A lot of observers of the StarCraft ecosystem were recognising there were a few issues: the scheduling conflicts of last year, for example, the complexities of following the storyline is another one. In order to take StarCraft 2 eSports to the next level, we have a responsibility to do something.
IBB: We really enjoyed WCS last year – some great stories from places like Brazil. But we also came to the conclusion that it's not our role to create the scale of community content. We should encourage the community to create that content and tournaments. But on the top level, the high quality experience, that's where we can bring our expertise in terms of what's best for the IP, and create storylines for people to watch.
PCG: These smaller territories, will they be incorporated into the WCS?
MM: We wanted to start with the three top regions – the places where eSports has matured to a level to support a full year-round peak. I think we're absolutely open to expanding it in the future, but it would have to be if there was a region that evolved to the point of producing enough top level players to justify it..
PCG: Where does eSports go next?
IBB: Where we want to go next with SC2 eSports is 24/7 broadcasting all around the world – matches, and content around the matches that captures viewers. Five years from now I think there’s a dedicated SC channel that provides eSports entertainment.
MM: It’s not that hard to imagine what Itzik’s talking about when you imagine the awesome content that’s created every day, not only by our tournament partners, but also the community in general. There’s commentary, tutorials, all sorts of stuff.

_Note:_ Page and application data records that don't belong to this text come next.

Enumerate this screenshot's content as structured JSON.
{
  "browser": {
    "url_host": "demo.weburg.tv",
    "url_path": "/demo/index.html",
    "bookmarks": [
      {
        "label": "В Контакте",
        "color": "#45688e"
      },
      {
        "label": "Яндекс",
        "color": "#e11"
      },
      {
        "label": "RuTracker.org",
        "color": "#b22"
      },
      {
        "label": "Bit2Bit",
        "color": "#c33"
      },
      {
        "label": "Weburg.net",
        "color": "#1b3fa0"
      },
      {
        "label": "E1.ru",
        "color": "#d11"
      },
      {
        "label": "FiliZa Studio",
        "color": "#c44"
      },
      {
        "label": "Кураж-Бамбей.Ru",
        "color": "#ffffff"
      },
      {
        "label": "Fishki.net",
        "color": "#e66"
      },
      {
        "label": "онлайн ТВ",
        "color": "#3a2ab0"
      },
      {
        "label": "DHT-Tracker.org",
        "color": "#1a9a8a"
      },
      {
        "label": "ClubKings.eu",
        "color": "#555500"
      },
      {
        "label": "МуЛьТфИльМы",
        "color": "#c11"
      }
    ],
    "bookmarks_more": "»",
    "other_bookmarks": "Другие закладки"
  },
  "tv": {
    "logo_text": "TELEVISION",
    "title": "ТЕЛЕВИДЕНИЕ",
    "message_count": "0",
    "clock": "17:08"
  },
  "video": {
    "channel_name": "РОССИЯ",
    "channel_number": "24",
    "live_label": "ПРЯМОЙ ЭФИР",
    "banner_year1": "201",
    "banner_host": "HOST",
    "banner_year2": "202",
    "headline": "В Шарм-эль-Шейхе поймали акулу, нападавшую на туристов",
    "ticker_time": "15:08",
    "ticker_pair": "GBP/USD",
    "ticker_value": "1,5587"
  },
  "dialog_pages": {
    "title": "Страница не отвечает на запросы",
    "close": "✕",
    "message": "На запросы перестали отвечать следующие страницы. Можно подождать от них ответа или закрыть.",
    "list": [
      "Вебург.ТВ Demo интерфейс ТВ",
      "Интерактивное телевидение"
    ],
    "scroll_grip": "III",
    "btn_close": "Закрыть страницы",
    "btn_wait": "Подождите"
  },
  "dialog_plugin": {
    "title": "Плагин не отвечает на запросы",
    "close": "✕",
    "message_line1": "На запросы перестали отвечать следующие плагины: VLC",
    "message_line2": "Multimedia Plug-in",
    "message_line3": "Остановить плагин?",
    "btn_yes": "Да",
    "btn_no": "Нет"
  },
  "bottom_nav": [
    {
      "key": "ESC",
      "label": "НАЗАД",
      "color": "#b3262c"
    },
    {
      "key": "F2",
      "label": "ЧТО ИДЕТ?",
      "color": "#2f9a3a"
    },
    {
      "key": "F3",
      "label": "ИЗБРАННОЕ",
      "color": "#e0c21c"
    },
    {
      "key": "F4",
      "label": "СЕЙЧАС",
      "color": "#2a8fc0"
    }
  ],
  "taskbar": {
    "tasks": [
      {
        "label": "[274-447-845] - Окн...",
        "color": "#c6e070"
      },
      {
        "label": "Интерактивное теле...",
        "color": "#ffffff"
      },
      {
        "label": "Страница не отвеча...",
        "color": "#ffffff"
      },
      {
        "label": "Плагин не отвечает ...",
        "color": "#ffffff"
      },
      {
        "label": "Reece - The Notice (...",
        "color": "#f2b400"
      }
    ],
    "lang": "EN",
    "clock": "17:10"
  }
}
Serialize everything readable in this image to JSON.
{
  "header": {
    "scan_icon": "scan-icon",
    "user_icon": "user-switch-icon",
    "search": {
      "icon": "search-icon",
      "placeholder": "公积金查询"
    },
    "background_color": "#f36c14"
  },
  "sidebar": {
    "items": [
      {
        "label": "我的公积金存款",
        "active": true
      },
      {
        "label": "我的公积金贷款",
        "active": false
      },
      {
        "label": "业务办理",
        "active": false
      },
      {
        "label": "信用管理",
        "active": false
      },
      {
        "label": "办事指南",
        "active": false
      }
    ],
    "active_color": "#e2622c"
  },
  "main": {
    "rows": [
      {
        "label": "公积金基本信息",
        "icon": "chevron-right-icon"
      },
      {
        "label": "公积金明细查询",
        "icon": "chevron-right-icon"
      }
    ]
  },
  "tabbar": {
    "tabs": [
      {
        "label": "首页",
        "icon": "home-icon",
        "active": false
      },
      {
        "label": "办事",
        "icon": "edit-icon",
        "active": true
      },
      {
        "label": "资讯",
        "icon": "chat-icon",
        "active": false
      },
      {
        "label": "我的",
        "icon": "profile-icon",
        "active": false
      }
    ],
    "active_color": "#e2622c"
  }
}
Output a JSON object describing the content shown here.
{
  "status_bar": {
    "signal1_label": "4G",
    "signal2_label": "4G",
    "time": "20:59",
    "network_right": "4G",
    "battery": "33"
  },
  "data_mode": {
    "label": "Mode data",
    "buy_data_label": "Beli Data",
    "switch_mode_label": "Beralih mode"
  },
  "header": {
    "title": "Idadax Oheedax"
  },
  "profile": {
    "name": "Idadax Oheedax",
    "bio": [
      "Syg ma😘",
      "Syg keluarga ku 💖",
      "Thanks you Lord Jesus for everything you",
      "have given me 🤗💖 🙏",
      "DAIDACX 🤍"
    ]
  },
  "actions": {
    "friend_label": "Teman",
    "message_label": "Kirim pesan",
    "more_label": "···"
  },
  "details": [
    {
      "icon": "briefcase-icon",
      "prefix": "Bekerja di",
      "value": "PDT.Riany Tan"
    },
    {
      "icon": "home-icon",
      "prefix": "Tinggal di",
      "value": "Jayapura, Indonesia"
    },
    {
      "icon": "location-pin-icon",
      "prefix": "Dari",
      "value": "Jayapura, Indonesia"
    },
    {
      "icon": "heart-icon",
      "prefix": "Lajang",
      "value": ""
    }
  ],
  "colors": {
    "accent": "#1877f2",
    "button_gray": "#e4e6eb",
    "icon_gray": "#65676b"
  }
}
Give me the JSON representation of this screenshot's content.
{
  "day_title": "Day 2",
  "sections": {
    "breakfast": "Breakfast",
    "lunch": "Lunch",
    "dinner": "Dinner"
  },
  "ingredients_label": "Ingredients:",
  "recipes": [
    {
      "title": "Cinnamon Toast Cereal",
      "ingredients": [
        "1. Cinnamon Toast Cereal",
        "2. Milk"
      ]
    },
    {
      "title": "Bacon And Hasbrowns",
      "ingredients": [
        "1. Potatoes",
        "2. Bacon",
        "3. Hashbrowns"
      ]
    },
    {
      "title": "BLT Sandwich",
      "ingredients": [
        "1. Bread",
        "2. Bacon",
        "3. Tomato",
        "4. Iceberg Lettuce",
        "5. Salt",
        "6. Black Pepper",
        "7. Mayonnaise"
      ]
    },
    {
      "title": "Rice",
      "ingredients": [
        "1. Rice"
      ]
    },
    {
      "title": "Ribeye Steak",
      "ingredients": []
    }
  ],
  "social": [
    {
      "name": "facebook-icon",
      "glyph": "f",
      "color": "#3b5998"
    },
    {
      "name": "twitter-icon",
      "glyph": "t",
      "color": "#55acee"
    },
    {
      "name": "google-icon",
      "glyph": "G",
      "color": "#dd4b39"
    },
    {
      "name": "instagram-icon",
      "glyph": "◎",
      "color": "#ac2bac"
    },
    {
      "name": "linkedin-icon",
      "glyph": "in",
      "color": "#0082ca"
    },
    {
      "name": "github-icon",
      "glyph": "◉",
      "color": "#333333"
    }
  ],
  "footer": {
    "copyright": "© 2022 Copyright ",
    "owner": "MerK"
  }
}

If Blizzard acted in a role being able to highlight the most polished content, I don’t think it’s hard to imagine we could fill a dedicated channel.
PCG: Do you see eSports rivalling regular sports in terms of popularity and viewership?
"StarCraft is bigger than the NHL. The numbers this year are double the numbers of last year."
MM: I absolutely do. I think in terms of accessibility, depth, drama and excitement, I think StarCraft has all of those things. Making the storyline simpler and easier to understand, I think it has the potential.
IBB: We were just told the other day that by numbers, StarCraft is bigger than the NHL. If you look just as the last month, we had several live broadcasts, MLG Dallas with record breaking concurrent viewers. Even the Heart of the Swarm release was really successful, with high viewership numbers.
The numbers this year are double the numbers of last year, and we hope to see this trend continuing. If we’re able to double these numbers again next year, we’re getting into very interesting mass market entertainment numbers - especially in the US.
PCG: When you first started work on StarCraft 2, did you see it becoming the global eSport it has?
MM: We thought it’d be a compelling eSport and a great game. I think we expected the viewership to be mostly centred in Asia, where it traditionally has been, and our big surprise is that actually SC2 eSports has taken off in the west. Right now, I’d say it’s more popular in the west than in Asia.
We realised that immediately. If you go back to the first MLG in Anaheim - which I think took everybody by surprise - then it’s just been really big in the west ever since.
PCG: What’s been the biggest change in eSports in the last few years?
MM: The biggest change has been livestreams.